## WHAT THE TASK REQUIRES
Verbatim copy, images removed: write out the entries below.

## SUPPLIED RECORDS
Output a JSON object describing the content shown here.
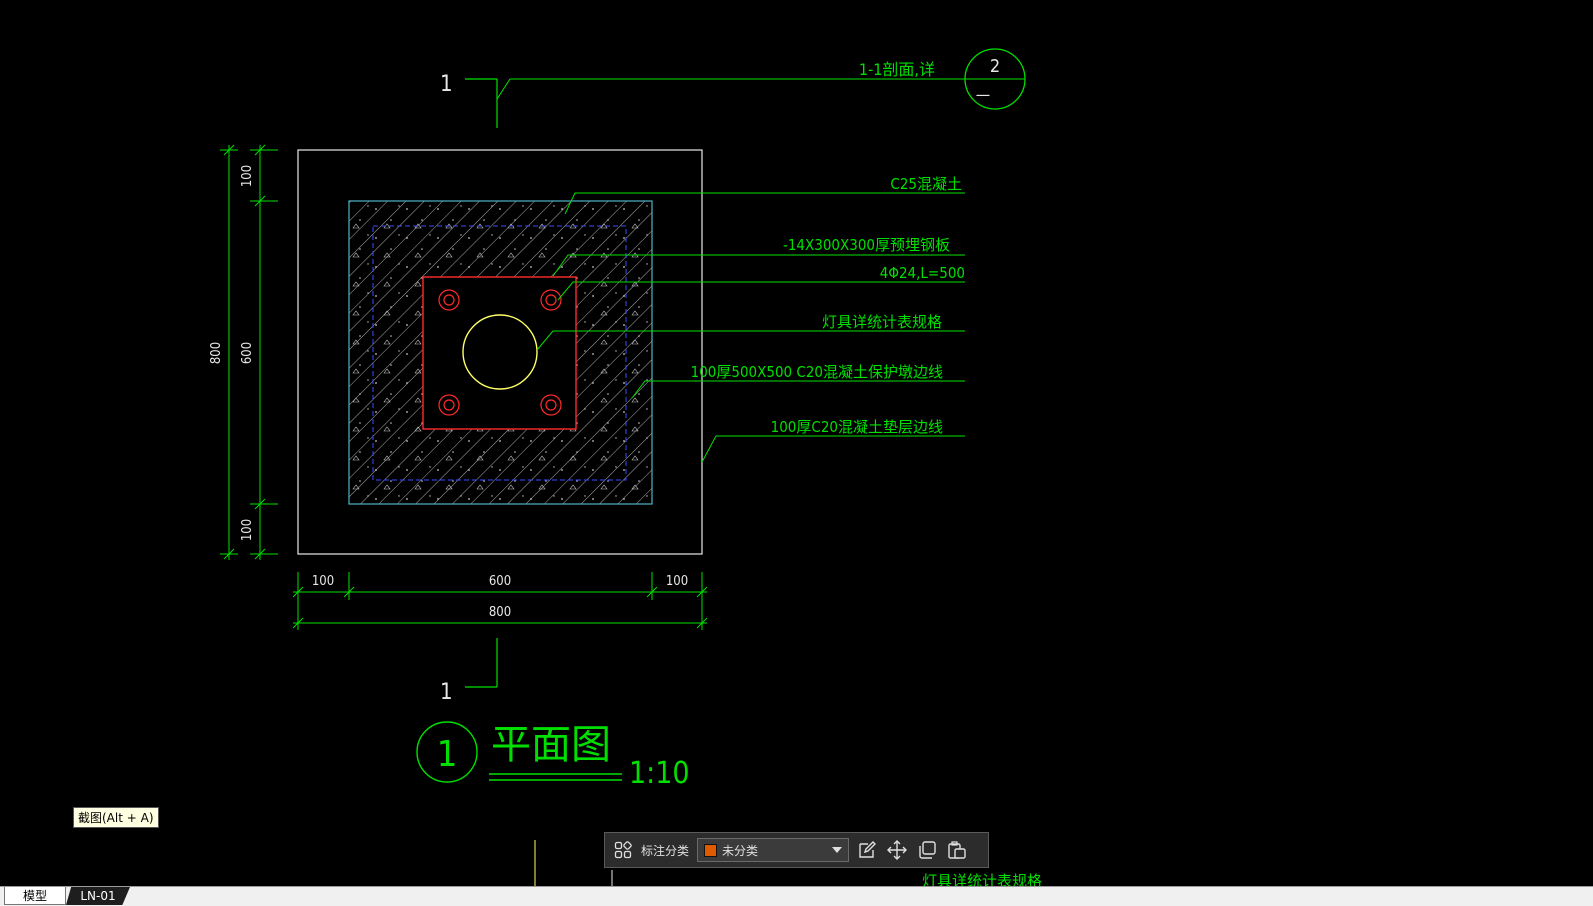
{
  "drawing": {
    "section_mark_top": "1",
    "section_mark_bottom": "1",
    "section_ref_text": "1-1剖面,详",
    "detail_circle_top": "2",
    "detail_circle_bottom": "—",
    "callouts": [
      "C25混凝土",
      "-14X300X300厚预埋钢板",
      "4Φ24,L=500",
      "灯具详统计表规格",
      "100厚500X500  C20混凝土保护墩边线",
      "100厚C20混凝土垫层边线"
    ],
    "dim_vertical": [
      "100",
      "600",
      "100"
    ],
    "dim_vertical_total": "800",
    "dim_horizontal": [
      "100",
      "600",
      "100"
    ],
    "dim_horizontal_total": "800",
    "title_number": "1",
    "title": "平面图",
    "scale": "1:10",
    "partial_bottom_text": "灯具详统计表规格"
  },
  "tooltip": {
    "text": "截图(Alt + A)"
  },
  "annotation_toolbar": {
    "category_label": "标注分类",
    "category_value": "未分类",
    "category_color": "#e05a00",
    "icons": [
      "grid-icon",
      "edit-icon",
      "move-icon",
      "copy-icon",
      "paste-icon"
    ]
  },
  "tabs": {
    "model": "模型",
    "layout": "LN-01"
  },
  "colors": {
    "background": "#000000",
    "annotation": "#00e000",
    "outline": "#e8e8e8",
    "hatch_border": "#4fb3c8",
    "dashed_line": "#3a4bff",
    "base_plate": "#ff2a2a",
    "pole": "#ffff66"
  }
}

## COMPLETED EXERCISE
Output a JSON object describing the content shown here.
{
  "drawing": {
    "section_mark_top": "1",
    "section_mark_bottom": "1",
    "section_ref_text": "1-1剖面,详",
    "detail_circle_top": "2",
    "detail_circle_bottom": "—",
    "callouts": [
      "C25混凝土",
      "-14X300X300厚预埋钢板",
      "4Φ24,L=500",
      "灯具详统计表规格",
      "100厚500X500  C20混凝土保护墩边线",
      "100厚C20混凝土垫层边线"
    ],
    "dim_vertical": [
      "100",
      "600",
      "100"
    ],
    "dim_vertical_total": "800",
    "dim_horizontal": [
      "100",
      "600",
      "100"
    ],
    "dim_horizontal_total": "800",
    "title_number": "1",
    "title": "平面图",
    "scale": "1:10",
    "partial_bottom_text": "灯具详统计表规格"
  },
  "tooltip": {
    "text": "截图(Alt + A)"
  },
  "annotation_toolbar": {
    "category_label": "标注分类",
    "category_value": "未分类",
    "category_color": "#e05a00",
    "icons": [
      "grid-icon",
      "edit-icon",
      "move-icon",
      "copy-icon",
      "paste-icon"
    ]
  },
  "tabs": {
    "model": "模型",
    "layout": "LN-01"
  },
  "colors": {
    "background": "#000000",
    "annotation": "#00e000",
    "outline": "#e8e8e8",
    "hatch_border": "#4fb3c8",
    "dashed_line": "#3a4bff",
    "base_plate": "#ff2a2a",
    "pole": "#ffff66"
  }
}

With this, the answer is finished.